EXERCISE REQUIREMENTS :: Quote the records below in full, exactly as given, with the images taken out.
..........
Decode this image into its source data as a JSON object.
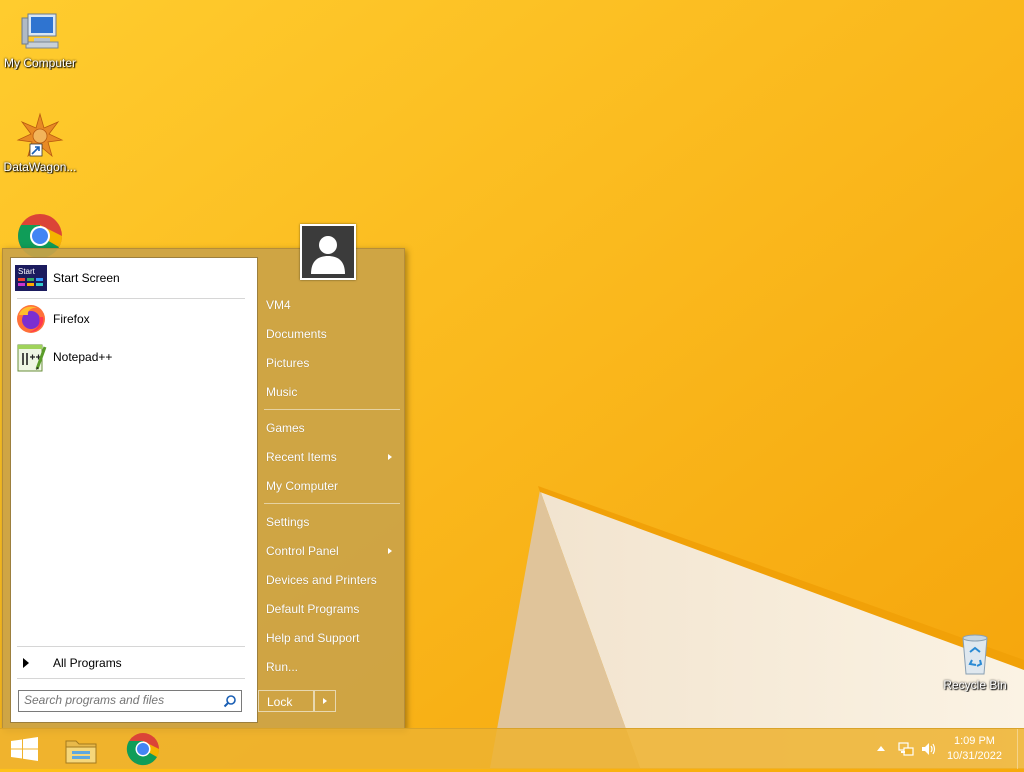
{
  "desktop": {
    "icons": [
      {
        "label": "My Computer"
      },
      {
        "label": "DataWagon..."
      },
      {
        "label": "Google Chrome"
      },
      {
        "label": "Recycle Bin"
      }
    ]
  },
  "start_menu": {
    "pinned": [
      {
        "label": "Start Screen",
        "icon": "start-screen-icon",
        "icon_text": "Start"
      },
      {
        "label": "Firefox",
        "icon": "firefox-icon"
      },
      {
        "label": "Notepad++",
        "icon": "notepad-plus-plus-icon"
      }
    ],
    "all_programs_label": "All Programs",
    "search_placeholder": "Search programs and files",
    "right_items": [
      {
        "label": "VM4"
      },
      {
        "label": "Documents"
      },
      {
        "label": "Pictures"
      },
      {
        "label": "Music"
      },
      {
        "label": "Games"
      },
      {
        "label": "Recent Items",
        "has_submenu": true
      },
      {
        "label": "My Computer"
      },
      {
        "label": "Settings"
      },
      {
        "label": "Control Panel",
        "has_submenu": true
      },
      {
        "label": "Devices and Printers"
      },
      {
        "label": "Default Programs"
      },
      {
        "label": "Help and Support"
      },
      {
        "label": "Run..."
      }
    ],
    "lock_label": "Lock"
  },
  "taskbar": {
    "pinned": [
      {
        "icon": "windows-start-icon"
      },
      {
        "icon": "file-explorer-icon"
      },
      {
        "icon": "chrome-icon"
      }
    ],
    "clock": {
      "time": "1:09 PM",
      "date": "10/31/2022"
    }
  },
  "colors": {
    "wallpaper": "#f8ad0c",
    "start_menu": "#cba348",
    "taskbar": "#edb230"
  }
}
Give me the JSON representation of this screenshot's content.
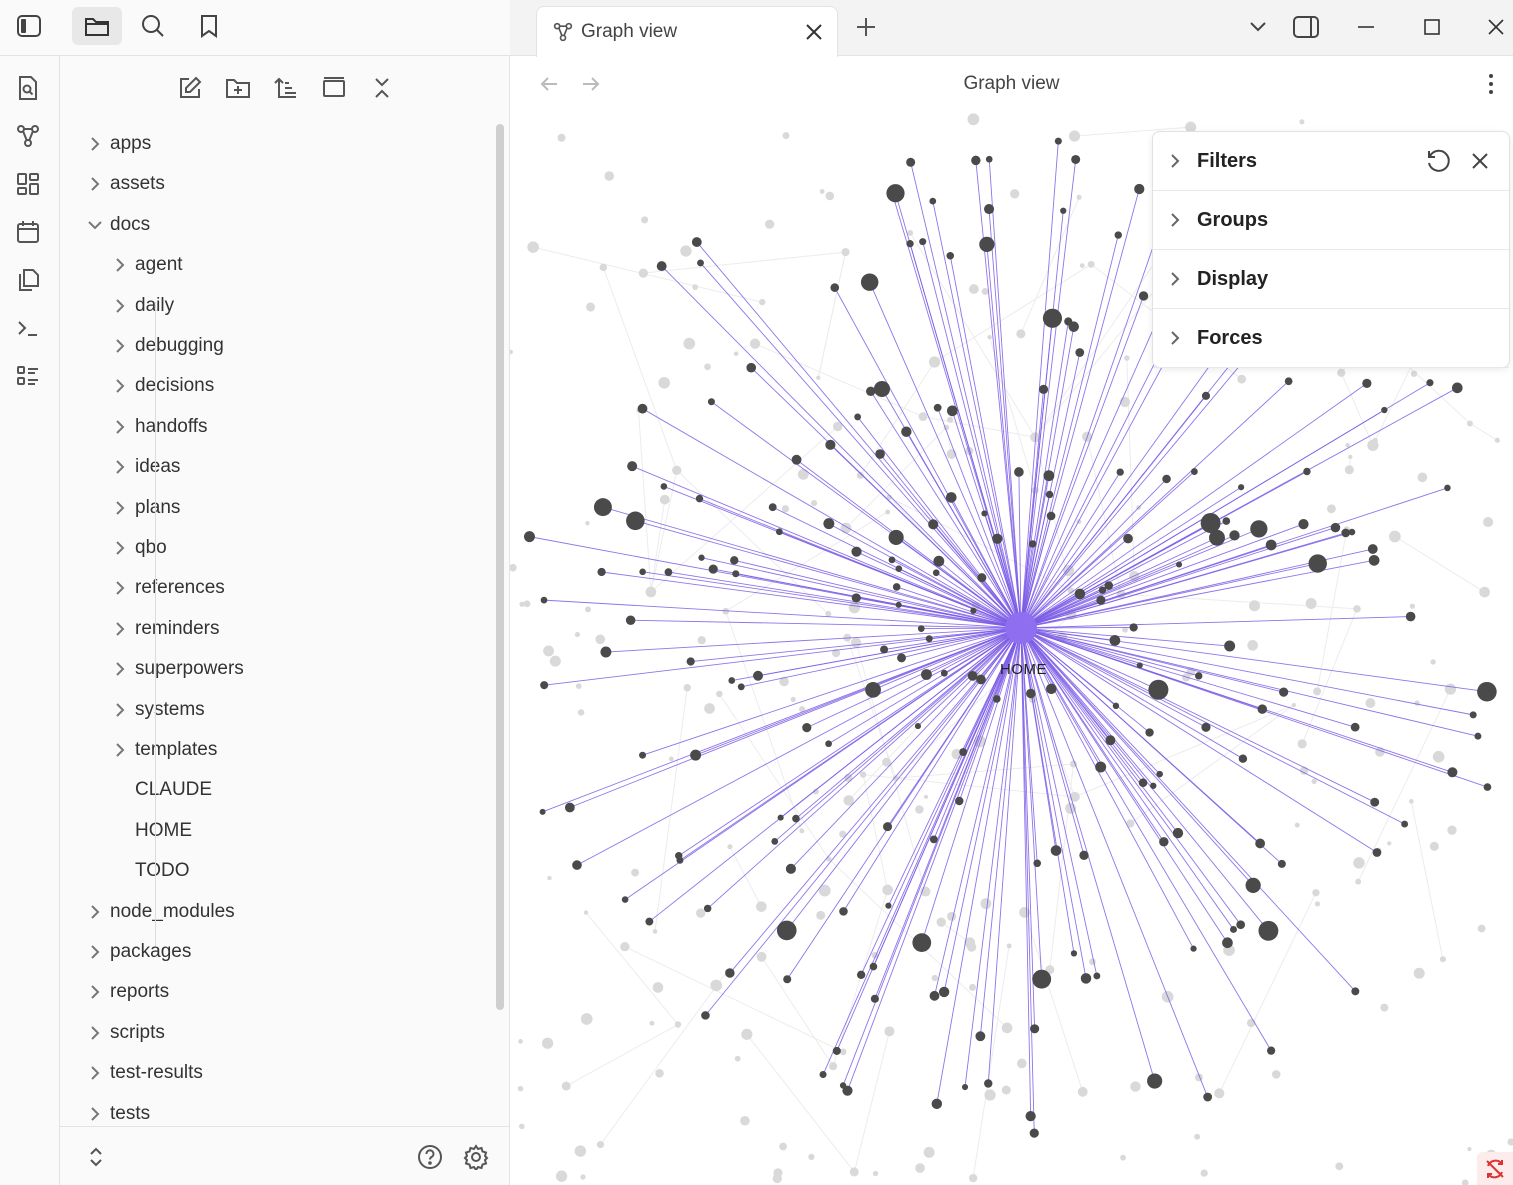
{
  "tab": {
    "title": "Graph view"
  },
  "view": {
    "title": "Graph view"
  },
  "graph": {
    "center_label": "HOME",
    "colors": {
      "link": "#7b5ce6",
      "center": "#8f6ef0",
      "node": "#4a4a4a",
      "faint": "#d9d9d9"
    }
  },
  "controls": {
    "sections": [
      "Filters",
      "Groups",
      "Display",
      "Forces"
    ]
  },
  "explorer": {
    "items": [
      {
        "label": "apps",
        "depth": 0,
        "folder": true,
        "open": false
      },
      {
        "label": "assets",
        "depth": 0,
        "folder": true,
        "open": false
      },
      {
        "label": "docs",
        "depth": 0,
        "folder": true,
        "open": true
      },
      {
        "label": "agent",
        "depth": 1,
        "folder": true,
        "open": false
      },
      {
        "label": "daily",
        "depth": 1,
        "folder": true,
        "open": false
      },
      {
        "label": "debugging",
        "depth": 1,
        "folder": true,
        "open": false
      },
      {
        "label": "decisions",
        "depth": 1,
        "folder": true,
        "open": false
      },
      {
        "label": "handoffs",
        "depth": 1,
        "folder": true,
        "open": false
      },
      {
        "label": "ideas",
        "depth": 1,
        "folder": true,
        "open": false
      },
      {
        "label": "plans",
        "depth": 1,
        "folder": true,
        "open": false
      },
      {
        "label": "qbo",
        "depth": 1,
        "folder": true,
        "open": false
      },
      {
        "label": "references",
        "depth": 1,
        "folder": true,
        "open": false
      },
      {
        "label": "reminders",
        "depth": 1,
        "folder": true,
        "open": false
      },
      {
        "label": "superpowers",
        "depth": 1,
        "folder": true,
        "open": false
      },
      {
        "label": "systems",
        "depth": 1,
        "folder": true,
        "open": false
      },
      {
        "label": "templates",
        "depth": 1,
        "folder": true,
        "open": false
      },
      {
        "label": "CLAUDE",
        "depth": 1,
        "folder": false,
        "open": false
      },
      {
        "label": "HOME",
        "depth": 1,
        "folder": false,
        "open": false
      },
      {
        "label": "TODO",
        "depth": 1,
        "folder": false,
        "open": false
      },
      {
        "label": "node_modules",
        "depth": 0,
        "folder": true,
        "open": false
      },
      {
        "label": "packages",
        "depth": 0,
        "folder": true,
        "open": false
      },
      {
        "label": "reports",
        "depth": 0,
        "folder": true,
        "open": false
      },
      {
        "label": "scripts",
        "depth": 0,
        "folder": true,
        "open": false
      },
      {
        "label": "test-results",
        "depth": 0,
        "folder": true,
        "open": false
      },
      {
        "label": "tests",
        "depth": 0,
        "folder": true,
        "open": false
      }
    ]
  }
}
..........
PROBLEM SOLUTION ::
Decode this image into its source data as a JSON object.
{
  "desktop": {
    "icons": [
      {
        "label": "My Computer"
      },
      {
        "label": "DataWagon..."
      },
      {
        "label": "Google Chrome"
      },
      {
        "label": "Recycle Bin"
      }
    ]
  },
  "start_menu": {
    "pinned": [
      {
        "label": "Start Screen",
        "icon": "start-screen-icon",
        "icon_text": "Start"
      },
      {
        "label": "Firefox",
        "icon": "firefox-icon"
      },
      {
        "label": "Notepad++",
        "icon": "notepad-plus-plus-icon"
      }
    ],
    "all_programs_label": "All Programs",
    "search_placeholder": "Search programs and files",
    "right_items": [
      {
        "label": "VM4"
      },
      {
        "label": "Documents"
      },
      {
        "label": "Pictures"
      },
      {
        "label": "Music"
      },
      {
        "label": "Games"
      },
      {
        "label": "Recent Items",
        "has_submenu": true
      },
      {
        "label": "My Computer"
      },
      {
        "label": "Settings"
      },
      {
        "label": "Control Panel",
        "has_submenu": true
      },
      {
        "label": "Devices and Printers"
      },
      {
        "label": "Default Programs"
      },
      {
        "label": "Help and Support"
      },
      {
        "label": "Run..."
      }
    ],
    "lock_label": "Lock"
  },
  "taskbar": {
    "pinned": [
      {
        "icon": "windows-start-icon"
      },
      {
        "icon": "file-explorer-icon"
      },
      {
        "icon": "chrome-icon"
      }
    ],
    "clock": {
      "time": "1:09 PM",
      "date": "10/31/2022"
    }
  },
  "colors": {
    "wallpaper": "#f8ad0c",
    "start_menu": "#cba348",
    "taskbar": "#edb230"
  }
}
Give me the JSON representation of this screenshot's content.
{
  "tab": {
    "title": "Graph view"
  },
  "view": {
    "title": "Graph view"
  },
  "graph": {
    "center_label": "HOME",
    "colors": {
      "link": "#7b5ce6",
      "center": "#8f6ef0",
      "node": "#4a4a4a",
      "faint": "#d9d9d9"
    }
  },
  "controls": {
    "sections": [
      "Filters",
      "Groups",
      "Display",
      "Forces"
    ]
  },
  "explorer": {
    "items": [
      {
        "label": "apps",
        "depth": 0,
        "folder": true,
        "open": false
      },
      {
        "label": "assets",
        "depth": 0,
        "folder": true,
        "open": false
      },
      {
        "label": "docs",
        "depth": 0,
        "folder": true,
        "open": true
      },
      {
        "label": "agent",
        "depth": 1,
        "folder": true,
        "open": false
      },
      {
        "label": "daily",
        "depth": 1,
        "folder": true,
        "open": false
      },
      {
        "label": "debugging",
        "depth": 1,
        "folder": true,
        "open": false
      },
      {
        "label": "decisions",
        "depth": 1,
        "folder": true,
        "open": false
      },
      {
        "label": "handoffs",
        "depth": 1,
        "folder": true,
        "open": false
      },
      {
        "label": "ideas",
        "depth": 1,
        "folder": true,
        "open": false
      },
      {
        "label": "plans",
        "depth": 1,
        "folder": true,
        "open": false
      },
      {
        "label": "qbo",
        "depth": 1,
        "folder": true,
        "open": false
      },
      {
        "label": "references",
        "depth": 1,
        "folder": true,
        "open": false
      },
      {
        "label": "reminders",
        "depth": 1,
        "folder": true,
        "open": false
      },
      {
        "label": "superpowers",
        "depth": 1,
        "folder": true,
        "open": false
      },
      {
        "label": "systems",
        "depth": 1,
        "folder": true,
        "open": false
      },
      {
        "label": "templates",
        "depth": 1,
        "folder": true,
        "open": false
      },
      {
        "label": "CLAUDE",
        "depth": 1,
        "folder": false,
        "open": false
      },
      {
        "label": "HOME",
        "depth": 1,
        "folder": false,
        "open": false
      },
      {
        "label": "TODO",
        "depth": 1,
        "folder": false,
        "open": false
      },
      {
        "label": "node_modules",
        "depth": 0,
        "folder": true,
        "open": false
      },
      {
        "label": "packages",
        "depth": 0,
        "folder": true,
        "open": false
      },
      {
        "label": "reports",
        "depth": 0,
        "folder": true,
        "open": false
      },
      {
        "label": "scripts",
        "depth": 0,
        "folder": true,
        "open": false
      },
      {
        "label": "test-results",
        "depth": 0,
        "folder": true,
        "open": false
      },
      {
        "label": "tests",
        "depth": 0,
        "folder": true,
        "open": false
      }
    ]
  }
}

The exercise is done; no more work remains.